Saltergate Inn - Appears to no longer be a pub.

On creating the points on the map I became more aware that over the past few years more and more village pubs have sadly closed, been demolished or even changed names. Out of the entire book of about 35 inns, 10 have closed or appear to have been wiped from the map in some way or other. Sad days. But at least I’ve managed to visit a few of them before they disappeared forever, their memories confined to pages of books, grainy photographs and blog posts….

Ian St James

Went for a meal at the Navigation in Calder Grove last night. If ever Gordon Ramsey needed to visit a place its that place. Because having some sweary ex-footballer chef on the premises might actually improve it.

To be fair, we had been there before and had a lovely meal. We had a lovely carvery and delicious puddings. However last night was shockingly bad. Our food was late. Two dishes were unpleasantly salty. The steak on my Surf and Turf was dry and over cooked (I always ask for my steak to be done medium, last night it came to me like a piece of shoe leather) the surf bit (6 pieces of gyppo scampi) didn’t come with tartar sauce. My desert of Lemon Brulee was more like lemon ice cream in a flat dish with some burnt blobs of sugar. And, considering the last time we went it was full to the brim, the place was empty last night. Probably an indicator that a place is bad.

So 2/10 from me for that.

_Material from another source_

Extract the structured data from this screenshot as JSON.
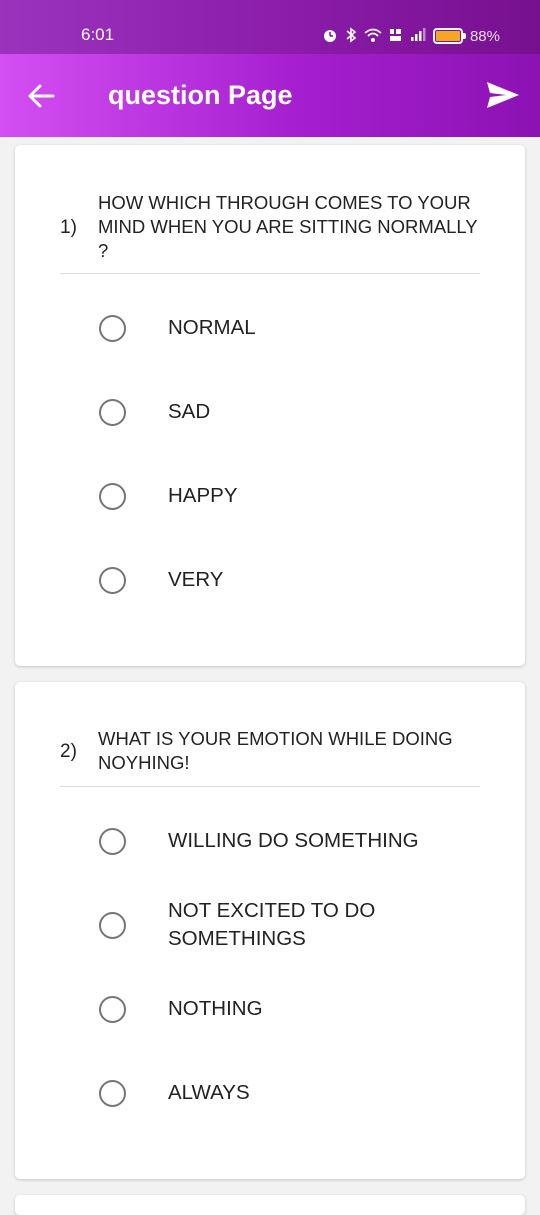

The beer they sell is piss too. Think I’ll go to Pizza Hut next time someone suggests we go to the Navigation in Calder Grove, Wakefield.